A presidential commission appointed to recommend revisions to the tax code is presenting its findings today. The early evidence suggests they will be controversial.
Chosen to find a simpler way to tax the nation, a presidential panel gets set to recommend two designs that would rewrite virtually every tax law for individuals and businesses. Under the plan, most deductions, credits and other tax breaks would be eliminated along with much of the paperwork and equations that baffle taxpayers under a drastically simplified income tax. But many have wondered whether the key recommendations may be too unpopular to ever be enacted by Congress.
The nine members of the presidential commission present their findings Tuesday to Treasury Secretary John Snow, who told the Detroit Economic Club on Monday the nation’s taxes need “not only theoretical reform, not only academic reform, but actual practical reform.” The President’s Advisory Panel on Federal Tax Reform spent most of the year studying tax designs, including consumption taxes like a national retail sales tax. President Bush tasked the group with finding simpler and more economically productive ideas for taxation. The commission wrapped up its work last month, and its ideas immediately attracted criticism Ã¢€” some from those wanted to see more change and some from those who felt the changes went too far.

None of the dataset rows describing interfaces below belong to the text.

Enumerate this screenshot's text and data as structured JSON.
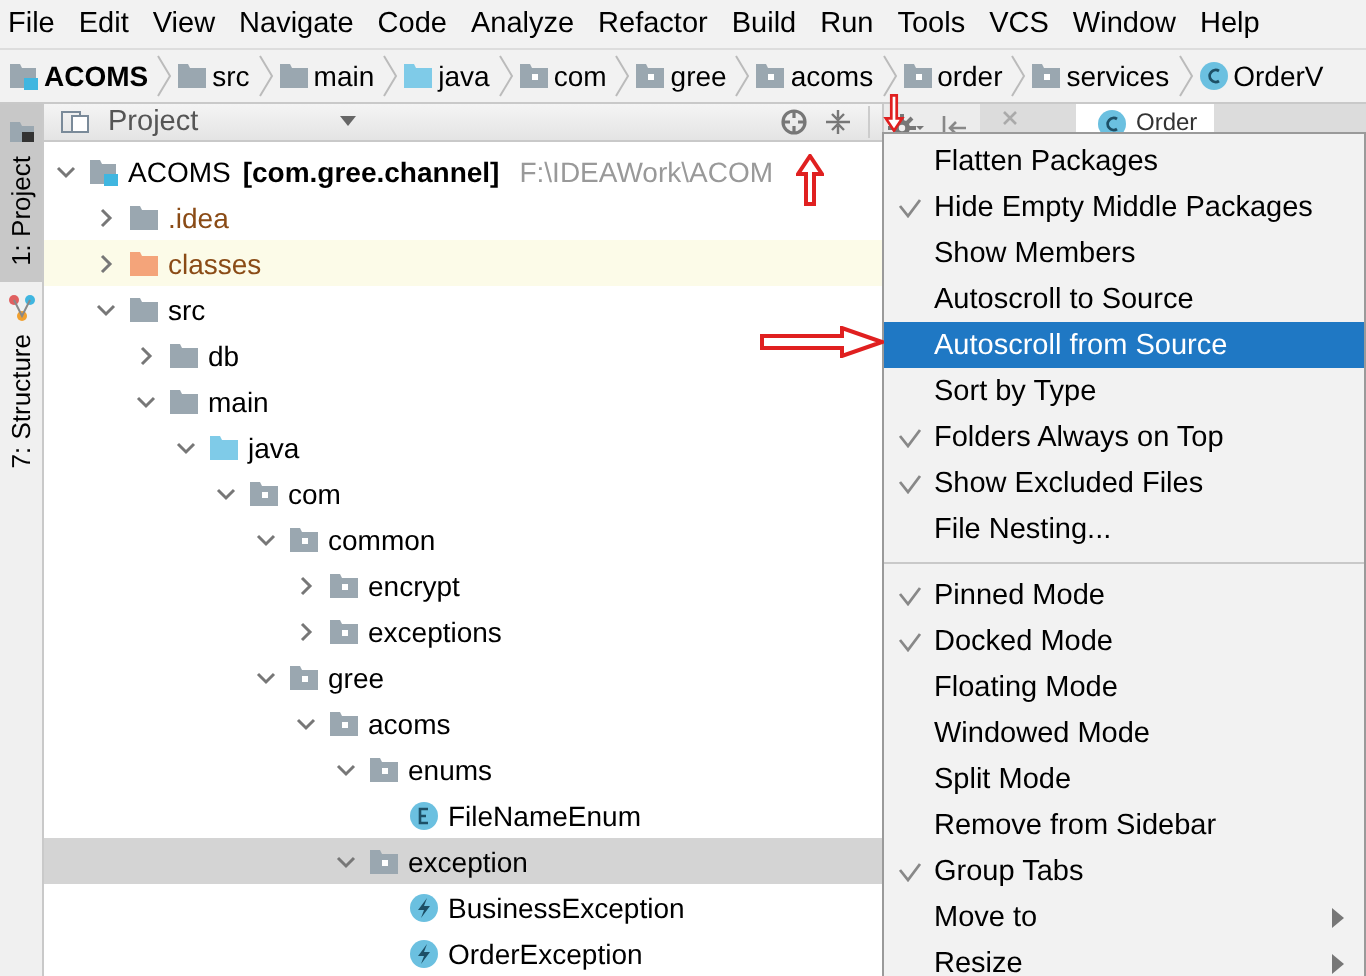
{
  "menu_bar": [
    {
      "label": "File"
    },
    {
      "label": "Edit"
    },
    {
      "label": "View"
    },
    {
      "label": "Navigate"
    },
    {
      "label": "Code"
    },
    {
      "label": "Analyze"
    },
    {
      "label": "Refactor"
    },
    {
      "label": "Build"
    },
    {
      "label": "Run"
    },
    {
      "label": "Tools"
    },
    {
      "label": "VCS"
    },
    {
      "label": "Window"
    },
    {
      "label": "Help"
    }
  ],
  "breadcrumb": [
    {
      "label": "ACOMS",
      "kind": "project"
    },
    {
      "label": "src",
      "kind": "folder"
    },
    {
      "label": "main",
      "kind": "folder"
    },
    {
      "label": "java",
      "kind": "source"
    },
    {
      "label": "com",
      "kind": "package"
    },
    {
      "label": "gree",
      "kind": "package"
    },
    {
      "label": "acoms",
      "kind": "package"
    },
    {
      "label": "order",
      "kind": "package"
    },
    {
      "label": "services",
      "kind": "package"
    },
    {
      "label": "OrderV",
      "kind": "class"
    }
  ],
  "tool_window_bar": [
    {
      "label": "1: Project",
      "selected": true,
      "kind": "project"
    },
    {
      "label": "7: Structure",
      "selected": false,
      "kind": "structure"
    }
  ],
  "project_panel": {
    "title": "Project",
    "tree": [
      {
        "label": "ACOMS",
        "module": "[com.gree.channel]",
        "path": "F:\\IDEAWork\\ACOM",
        "kind": "project",
        "expanded": true,
        "selected": false,
        "children": [
          {
            "label": ".idea",
            "kind": "hidden_folder",
            "expanded": false,
            "selected": false
          },
          {
            "label": "classes",
            "kind": "excluded_folder",
            "expanded": false,
            "selected": false
          },
          {
            "label": "src",
            "kind": "folder",
            "expanded": true,
            "selected": false,
            "children": [
              {
                "label": "db",
                "kind": "folder",
                "expanded": false,
                "selected": false
              },
              {
                "label": "main",
                "kind": "folder",
                "expanded": true,
                "selected": false,
                "children": [
                  {
                    "label": "java",
                    "kind": "source",
                    "expanded": true,
                    "selected": false,
                    "children": [
                      {
                        "label": "com",
                        "kind": "package",
                        "expanded": true,
                        "selected": false,
                        "children": [
                          {
                            "label": "common",
                            "kind": "package",
                            "expanded": true,
                            "selected": false,
                            "children": [
                              {
                                "label": "encrypt",
                                "kind": "package",
                                "expanded": false,
                                "selected": false
                              },
                              {
                                "label": "exceptions",
                                "kind": "package",
                                "expanded": false,
                                "selected": false
                              }
                            ]
                          },
                          {
                            "label": "gree",
                            "kind": "package",
                            "expanded": true,
                            "selected": false,
                            "children": [
                              {
                                "label": "acoms",
                                "kind": "package",
                                "expanded": true,
                                "selected": false,
                                "children": [
                                  {
                                    "label": "enums",
                                    "kind": "package",
                                    "expanded": true,
                                    "selected": false,
                                    "children": [
                                      {
                                        "label": "FileNameEnum",
                                        "kind": "enum",
                                        "selected": false
                                      }
                                    ]
                                  },
                                  {
                                    "label": "exception",
                                    "kind": "package",
                                    "expanded": true,
                                    "selected": true,
                                    "children": [
                                      {
                                        "label": "BusinessException",
                                        "kind": "exception",
                                        "selected": false
                                      },
                                      {
                                        "label": "OrderException",
                                        "kind": "exception",
                                        "selected": false
                                      }
                                    ]
                                  }
                                ]
                              }
                            ]
                          }
                        ]
                      }
                    ]
                  }
                ]
              }
            ]
          }
        ]
      }
    ]
  },
  "editor_tabs": [
    {
      "selected": false,
      "kind": "file"
    },
    {
      "label": "Order",
      "selected": true,
      "kind": "class"
    }
  ],
  "popup_menu": [
    {
      "kind": "item",
      "label": "Flatten Packages",
      "checked": false,
      "selected": false
    },
    {
      "kind": "item",
      "label": "Hide Empty Middle Packages",
      "checked": true,
      "selected": false
    },
    {
      "kind": "item",
      "label": "Show Members",
      "checked": false,
      "selected": false
    },
    {
      "kind": "item",
      "label": "Autoscroll to Source",
      "checked": false,
      "selected": false
    },
    {
      "kind": "item",
      "label": "Autoscroll from Source",
      "checked": false,
      "selected": true
    },
    {
      "kind": "item",
      "label": "Sort by Type",
      "checked": false,
      "selected": false
    },
    {
      "kind": "item",
      "label": "Folders Always on Top",
      "checked": true,
      "selected": false
    },
    {
      "kind": "item",
      "label": "Show Excluded Files",
      "checked": true,
      "selected": false
    },
    {
      "kind": "item",
      "label": "File Nesting...",
      "checked": false,
      "selected": false
    },
    {
      "kind": "separator"
    },
    {
      "kind": "item",
      "label": "Pinned Mode",
      "checked": true,
      "selected": false
    },
    {
      "kind": "item",
      "label": "Docked Mode",
      "checked": true,
      "selected": false
    },
    {
      "kind": "item",
      "label": "Floating Mode",
      "checked": false,
      "selected": false
    },
    {
      "kind": "item",
      "label": "Windowed Mode",
      "checked": false,
      "selected": false
    },
    {
      "kind": "item",
      "label": "Split Mode",
      "checked": false,
      "selected": false
    },
    {
      "kind": "item",
      "label": "Remove from Sidebar",
      "checked": false,
      "selected": false
    },
    {
      "kind": "item",
      "label": "Group Tabs",
      "checked": true,
      "selected": false
    },
    {
      "kind": "submenu",
      "label": "Move to",
      "checked": false,
      "selected": false
    },
    {
      "kind": "submenu",
      "label": "Resize",
      "checked": false,
      "selected": false
    }
  ]
}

Under both of the panel’s alternatives, three out of four taxpayers would fall into the lowest, 15 percent, tax bracket. Under one plan, individuals would pay no tax on dividends paid by U.S. companies and exclude 75 percent of their capital gains from taxation. Under the second plan, all investment income would be taxed at 15 percent. Both proposals would abolish the alternative minimum tax, a levy originally drafted to prevent wealthy individuals from escaping taxation but increasingly reaching into the middle class. They also would eliminate federal deductions and credits for mortgage interest, state and local taxes and education, among others. The advisory commission would replace those withdrawn tax breaks with simpler benefits, including three savings plans that supplant dozens currently available for retirement, medical expenses and education.
Bush set certain limits on the panel, requiring that the new plans collect as much tax money as the government collects now. The proposals also had to retain the progressive system that taxes wealthier taxpayers at higher rates than poorer individuals and families. They were also required to recognize “the importance of homeownership and charity in American society.”
The panel rejected frequently touted ideas to impose taxes on consumption, like a retail sales tax.
I’ll reserve comment on the plans until I see more details. As described here, though, it would seem a big improvement over the current system, which evolved into a complicated mess over the years.
Paying taxes is a necessary evil. It should, however, be as painless as possible. A system that requires ordinary citizens to keep detailed records and either hire an accountant or take their chances navigating the system alone is prima facie too complicated.